• [ASSIGNMENT] The response must be made up of the lines in the entries below that contain "points".

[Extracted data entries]
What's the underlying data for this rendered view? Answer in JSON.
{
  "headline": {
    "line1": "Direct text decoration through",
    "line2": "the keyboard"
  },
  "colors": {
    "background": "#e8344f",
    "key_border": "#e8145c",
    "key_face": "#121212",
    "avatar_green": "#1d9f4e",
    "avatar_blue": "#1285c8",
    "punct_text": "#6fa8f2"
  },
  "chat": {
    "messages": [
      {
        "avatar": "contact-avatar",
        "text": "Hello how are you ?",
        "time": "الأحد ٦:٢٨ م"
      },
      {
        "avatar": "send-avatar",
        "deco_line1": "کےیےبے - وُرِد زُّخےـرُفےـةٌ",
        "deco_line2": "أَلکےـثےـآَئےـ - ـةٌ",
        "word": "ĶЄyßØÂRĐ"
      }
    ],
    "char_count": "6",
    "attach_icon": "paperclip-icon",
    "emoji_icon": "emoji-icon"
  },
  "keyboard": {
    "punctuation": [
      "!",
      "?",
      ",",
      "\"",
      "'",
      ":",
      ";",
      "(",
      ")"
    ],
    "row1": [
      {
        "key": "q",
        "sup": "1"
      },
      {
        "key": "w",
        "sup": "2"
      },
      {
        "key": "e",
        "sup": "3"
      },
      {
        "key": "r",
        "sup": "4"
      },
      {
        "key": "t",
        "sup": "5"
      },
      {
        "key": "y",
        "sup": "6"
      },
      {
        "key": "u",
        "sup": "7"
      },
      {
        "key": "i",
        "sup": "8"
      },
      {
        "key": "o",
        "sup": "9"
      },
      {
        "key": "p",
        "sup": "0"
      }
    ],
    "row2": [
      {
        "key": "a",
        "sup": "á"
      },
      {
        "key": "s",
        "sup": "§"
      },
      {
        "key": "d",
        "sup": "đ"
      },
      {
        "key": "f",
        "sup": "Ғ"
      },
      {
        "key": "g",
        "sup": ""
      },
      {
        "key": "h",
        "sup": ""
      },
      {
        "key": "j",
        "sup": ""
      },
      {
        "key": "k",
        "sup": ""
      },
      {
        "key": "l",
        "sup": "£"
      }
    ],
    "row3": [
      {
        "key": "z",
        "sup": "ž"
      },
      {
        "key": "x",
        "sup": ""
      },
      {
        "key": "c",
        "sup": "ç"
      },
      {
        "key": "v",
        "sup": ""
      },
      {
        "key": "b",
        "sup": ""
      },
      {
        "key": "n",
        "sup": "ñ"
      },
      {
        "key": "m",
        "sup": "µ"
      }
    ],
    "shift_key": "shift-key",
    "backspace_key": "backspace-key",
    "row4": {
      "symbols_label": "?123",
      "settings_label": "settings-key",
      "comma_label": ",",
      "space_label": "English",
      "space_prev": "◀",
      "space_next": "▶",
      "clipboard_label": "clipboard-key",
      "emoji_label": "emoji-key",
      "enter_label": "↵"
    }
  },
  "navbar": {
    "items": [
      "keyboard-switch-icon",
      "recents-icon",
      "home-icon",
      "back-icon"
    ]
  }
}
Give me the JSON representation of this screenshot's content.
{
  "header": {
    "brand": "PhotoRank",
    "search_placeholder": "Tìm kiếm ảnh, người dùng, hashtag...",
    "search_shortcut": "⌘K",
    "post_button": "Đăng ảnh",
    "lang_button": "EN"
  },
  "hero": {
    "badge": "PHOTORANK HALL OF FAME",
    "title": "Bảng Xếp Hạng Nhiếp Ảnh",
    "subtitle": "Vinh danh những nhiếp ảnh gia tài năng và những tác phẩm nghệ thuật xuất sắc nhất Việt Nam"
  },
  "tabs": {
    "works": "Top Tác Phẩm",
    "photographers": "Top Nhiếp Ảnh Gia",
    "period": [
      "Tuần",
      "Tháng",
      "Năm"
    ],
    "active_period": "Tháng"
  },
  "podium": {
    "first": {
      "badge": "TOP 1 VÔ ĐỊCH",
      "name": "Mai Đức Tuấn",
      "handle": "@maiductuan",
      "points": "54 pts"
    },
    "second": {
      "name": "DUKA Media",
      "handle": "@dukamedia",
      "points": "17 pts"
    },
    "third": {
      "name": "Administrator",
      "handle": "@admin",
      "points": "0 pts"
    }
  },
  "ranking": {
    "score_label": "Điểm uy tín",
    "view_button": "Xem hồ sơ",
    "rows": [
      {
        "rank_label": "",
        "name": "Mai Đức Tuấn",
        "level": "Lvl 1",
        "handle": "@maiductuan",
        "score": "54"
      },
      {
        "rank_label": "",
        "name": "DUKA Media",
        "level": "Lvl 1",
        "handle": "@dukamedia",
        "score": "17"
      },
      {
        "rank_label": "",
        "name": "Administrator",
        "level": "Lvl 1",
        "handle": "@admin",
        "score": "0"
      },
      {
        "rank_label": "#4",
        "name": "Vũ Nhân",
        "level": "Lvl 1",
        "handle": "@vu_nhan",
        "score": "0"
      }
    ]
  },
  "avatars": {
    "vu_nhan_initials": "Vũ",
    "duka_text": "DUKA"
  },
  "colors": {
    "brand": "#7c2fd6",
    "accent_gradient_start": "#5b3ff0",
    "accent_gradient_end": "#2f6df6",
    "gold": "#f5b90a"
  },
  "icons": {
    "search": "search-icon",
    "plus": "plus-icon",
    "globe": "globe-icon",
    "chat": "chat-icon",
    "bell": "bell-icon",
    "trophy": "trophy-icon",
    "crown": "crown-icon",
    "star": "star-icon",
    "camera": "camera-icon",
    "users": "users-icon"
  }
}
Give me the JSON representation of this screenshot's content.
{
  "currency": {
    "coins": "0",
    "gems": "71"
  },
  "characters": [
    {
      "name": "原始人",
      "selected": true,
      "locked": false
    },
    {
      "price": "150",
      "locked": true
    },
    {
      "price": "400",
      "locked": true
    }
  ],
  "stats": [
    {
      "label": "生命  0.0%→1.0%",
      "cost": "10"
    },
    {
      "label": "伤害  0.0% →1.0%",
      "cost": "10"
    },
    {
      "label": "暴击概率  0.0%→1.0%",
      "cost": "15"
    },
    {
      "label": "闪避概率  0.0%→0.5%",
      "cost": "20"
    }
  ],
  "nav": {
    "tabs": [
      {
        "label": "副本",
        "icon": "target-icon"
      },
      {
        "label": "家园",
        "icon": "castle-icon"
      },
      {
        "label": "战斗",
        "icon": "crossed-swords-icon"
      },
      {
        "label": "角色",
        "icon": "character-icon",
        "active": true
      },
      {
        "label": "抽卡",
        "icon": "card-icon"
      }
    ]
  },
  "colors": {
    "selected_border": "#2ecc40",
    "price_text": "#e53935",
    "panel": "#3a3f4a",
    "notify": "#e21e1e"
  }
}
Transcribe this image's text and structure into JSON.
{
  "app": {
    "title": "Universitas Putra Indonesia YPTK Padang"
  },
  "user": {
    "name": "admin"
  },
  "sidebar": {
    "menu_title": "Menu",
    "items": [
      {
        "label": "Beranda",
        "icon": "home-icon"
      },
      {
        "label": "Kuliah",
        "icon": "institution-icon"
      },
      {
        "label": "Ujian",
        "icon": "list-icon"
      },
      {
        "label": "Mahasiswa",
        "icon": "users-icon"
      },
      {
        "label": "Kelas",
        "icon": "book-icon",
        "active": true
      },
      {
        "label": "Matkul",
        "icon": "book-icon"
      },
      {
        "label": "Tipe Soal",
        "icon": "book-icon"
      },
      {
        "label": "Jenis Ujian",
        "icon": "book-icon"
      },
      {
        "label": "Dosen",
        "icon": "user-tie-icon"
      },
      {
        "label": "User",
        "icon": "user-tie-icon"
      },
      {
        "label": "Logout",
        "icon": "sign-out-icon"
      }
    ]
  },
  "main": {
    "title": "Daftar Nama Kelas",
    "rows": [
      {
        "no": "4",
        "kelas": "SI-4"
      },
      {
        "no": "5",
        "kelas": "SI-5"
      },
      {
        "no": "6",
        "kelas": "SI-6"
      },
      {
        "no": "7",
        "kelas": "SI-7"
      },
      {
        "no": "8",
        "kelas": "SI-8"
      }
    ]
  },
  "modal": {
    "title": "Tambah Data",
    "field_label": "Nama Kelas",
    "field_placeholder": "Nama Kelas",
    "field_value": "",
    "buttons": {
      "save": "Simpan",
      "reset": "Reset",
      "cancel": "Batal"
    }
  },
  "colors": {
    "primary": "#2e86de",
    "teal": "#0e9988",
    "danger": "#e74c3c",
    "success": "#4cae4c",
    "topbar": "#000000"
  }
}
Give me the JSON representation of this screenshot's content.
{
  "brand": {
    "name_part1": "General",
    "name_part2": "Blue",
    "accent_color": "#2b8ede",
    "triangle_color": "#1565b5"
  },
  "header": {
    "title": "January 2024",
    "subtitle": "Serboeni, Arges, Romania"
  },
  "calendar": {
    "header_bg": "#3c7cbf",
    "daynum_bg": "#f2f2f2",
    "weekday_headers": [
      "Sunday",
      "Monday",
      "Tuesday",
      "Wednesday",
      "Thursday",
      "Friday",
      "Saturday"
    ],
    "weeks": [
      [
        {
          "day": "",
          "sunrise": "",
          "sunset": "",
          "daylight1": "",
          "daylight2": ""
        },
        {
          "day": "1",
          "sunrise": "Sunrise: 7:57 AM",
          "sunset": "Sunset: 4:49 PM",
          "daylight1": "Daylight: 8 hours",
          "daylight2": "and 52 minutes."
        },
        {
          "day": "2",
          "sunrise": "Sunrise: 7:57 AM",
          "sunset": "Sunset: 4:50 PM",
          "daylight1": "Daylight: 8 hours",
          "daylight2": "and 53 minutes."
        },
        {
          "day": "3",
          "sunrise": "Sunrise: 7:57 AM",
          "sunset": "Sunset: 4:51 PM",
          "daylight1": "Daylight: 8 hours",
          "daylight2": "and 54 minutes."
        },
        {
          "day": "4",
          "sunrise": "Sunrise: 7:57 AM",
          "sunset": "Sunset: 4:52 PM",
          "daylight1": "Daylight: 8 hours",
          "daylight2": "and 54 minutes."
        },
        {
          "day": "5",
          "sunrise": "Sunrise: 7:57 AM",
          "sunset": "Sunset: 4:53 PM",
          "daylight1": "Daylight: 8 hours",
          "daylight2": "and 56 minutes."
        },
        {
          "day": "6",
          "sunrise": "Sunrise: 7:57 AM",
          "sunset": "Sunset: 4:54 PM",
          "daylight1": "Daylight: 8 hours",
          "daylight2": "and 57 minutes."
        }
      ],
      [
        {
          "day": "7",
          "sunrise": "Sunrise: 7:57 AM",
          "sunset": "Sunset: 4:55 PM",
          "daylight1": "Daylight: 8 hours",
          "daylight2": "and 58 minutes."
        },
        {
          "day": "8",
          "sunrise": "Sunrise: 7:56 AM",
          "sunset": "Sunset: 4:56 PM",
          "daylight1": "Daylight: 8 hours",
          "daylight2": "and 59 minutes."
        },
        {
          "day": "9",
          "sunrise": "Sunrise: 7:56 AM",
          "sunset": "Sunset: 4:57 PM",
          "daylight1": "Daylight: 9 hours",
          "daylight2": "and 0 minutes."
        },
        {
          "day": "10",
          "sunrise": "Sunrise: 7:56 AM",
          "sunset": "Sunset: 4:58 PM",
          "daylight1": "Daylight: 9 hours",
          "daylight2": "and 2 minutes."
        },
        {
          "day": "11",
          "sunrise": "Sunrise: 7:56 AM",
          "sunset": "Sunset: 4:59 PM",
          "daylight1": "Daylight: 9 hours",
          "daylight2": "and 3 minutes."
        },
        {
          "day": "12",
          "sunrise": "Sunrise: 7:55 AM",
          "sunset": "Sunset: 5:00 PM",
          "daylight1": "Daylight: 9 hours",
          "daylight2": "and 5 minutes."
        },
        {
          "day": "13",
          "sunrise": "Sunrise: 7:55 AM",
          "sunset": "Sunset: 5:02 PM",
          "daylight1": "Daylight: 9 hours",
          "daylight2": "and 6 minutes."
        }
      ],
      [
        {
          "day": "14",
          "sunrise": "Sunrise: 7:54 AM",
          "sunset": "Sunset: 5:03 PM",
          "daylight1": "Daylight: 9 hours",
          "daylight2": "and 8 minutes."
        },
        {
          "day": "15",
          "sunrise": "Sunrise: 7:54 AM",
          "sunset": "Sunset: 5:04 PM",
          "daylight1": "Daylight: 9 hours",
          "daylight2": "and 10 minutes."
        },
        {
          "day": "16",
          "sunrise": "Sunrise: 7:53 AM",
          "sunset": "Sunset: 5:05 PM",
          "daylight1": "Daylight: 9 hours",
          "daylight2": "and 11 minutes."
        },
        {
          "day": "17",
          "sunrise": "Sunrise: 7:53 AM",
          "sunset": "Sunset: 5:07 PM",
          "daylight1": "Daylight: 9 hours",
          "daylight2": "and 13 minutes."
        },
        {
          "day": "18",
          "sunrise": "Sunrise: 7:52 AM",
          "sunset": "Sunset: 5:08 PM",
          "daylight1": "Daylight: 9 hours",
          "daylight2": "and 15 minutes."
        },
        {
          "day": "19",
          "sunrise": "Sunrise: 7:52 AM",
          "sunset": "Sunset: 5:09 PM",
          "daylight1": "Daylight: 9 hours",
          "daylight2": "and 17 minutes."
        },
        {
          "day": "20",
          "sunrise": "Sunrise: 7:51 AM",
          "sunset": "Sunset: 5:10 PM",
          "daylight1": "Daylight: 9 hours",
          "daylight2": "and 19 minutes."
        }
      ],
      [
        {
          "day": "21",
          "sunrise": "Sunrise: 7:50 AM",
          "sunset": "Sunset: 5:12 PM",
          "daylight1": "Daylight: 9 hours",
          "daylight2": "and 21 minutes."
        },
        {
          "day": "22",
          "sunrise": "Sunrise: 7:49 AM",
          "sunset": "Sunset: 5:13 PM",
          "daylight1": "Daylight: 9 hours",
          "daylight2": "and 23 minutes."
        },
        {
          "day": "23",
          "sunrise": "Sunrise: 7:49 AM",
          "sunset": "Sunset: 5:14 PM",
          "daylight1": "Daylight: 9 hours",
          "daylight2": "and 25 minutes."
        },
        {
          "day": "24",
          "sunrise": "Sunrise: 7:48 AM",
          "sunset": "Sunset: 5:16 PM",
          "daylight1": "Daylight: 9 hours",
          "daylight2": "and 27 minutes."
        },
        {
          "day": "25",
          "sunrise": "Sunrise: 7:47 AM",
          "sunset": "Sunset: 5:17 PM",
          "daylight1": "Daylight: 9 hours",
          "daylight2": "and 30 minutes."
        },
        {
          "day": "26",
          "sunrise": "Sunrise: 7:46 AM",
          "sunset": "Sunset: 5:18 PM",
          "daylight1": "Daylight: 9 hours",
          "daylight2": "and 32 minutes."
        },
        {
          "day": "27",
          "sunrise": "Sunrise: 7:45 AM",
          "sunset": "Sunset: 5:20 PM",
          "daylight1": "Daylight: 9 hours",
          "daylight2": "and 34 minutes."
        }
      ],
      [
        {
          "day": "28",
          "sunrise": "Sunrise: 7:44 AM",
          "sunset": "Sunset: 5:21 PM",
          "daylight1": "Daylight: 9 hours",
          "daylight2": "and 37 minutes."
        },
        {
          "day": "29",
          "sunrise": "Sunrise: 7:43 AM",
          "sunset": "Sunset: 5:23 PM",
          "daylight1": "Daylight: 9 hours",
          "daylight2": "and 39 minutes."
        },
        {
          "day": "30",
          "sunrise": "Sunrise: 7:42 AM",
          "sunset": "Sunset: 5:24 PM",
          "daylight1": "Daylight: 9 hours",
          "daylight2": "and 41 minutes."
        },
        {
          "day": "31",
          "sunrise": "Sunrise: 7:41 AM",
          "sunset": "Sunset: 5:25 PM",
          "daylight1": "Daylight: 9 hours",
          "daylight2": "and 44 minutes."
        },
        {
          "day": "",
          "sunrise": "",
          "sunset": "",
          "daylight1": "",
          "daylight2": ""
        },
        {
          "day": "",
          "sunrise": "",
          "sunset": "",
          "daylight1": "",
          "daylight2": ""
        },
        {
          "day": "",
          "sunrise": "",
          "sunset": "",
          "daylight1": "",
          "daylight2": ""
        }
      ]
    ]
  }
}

• [SOLUTION TO THIS PROBLEM]
      "points": "54 pts"
      "points": "17 pts"
      "points": "0 pts"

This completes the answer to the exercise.